*** Opening of SUPPLIED DATA ***
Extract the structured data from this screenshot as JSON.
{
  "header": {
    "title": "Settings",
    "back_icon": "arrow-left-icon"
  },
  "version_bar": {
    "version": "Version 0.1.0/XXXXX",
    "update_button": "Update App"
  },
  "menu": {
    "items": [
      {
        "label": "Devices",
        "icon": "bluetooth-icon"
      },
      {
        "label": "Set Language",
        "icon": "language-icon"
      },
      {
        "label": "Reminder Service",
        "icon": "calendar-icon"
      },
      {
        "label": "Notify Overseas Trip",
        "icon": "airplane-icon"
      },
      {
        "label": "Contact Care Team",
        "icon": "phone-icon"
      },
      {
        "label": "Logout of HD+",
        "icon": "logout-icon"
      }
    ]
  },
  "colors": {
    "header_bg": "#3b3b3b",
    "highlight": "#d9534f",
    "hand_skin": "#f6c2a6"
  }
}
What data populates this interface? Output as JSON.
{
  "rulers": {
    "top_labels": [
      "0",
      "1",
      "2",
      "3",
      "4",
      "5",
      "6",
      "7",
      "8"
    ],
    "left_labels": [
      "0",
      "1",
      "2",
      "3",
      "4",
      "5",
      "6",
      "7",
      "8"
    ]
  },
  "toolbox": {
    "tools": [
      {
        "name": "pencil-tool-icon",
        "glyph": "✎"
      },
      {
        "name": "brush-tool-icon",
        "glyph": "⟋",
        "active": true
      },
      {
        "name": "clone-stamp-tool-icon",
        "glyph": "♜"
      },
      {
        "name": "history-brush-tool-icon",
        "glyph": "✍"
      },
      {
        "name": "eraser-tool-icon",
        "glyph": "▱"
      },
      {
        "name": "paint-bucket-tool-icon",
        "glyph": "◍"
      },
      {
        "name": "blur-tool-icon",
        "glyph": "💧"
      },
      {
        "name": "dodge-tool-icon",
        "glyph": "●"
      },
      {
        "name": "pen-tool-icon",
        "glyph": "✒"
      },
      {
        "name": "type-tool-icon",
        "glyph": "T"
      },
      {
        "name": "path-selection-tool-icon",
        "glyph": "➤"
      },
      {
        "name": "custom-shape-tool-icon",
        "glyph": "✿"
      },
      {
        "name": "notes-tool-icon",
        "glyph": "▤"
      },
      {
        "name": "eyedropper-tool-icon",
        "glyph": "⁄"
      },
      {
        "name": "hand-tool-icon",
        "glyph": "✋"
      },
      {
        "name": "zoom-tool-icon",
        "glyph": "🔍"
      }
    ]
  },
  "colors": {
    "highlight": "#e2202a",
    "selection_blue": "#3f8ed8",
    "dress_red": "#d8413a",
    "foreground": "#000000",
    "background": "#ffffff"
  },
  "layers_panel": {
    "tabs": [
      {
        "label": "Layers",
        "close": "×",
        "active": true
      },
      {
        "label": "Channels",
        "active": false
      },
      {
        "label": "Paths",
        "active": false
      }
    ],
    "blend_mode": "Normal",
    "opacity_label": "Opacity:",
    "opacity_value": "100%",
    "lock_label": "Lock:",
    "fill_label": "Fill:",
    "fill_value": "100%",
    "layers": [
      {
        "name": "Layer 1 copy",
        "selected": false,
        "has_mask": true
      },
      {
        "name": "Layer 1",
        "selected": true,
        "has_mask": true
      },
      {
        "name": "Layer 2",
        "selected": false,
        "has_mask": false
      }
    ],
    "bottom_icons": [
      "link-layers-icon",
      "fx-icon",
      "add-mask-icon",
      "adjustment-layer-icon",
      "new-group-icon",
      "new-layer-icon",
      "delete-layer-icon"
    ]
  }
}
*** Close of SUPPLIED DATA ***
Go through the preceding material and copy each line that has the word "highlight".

    "highlight": "#d9534f",
    "highlight": "#e2202a",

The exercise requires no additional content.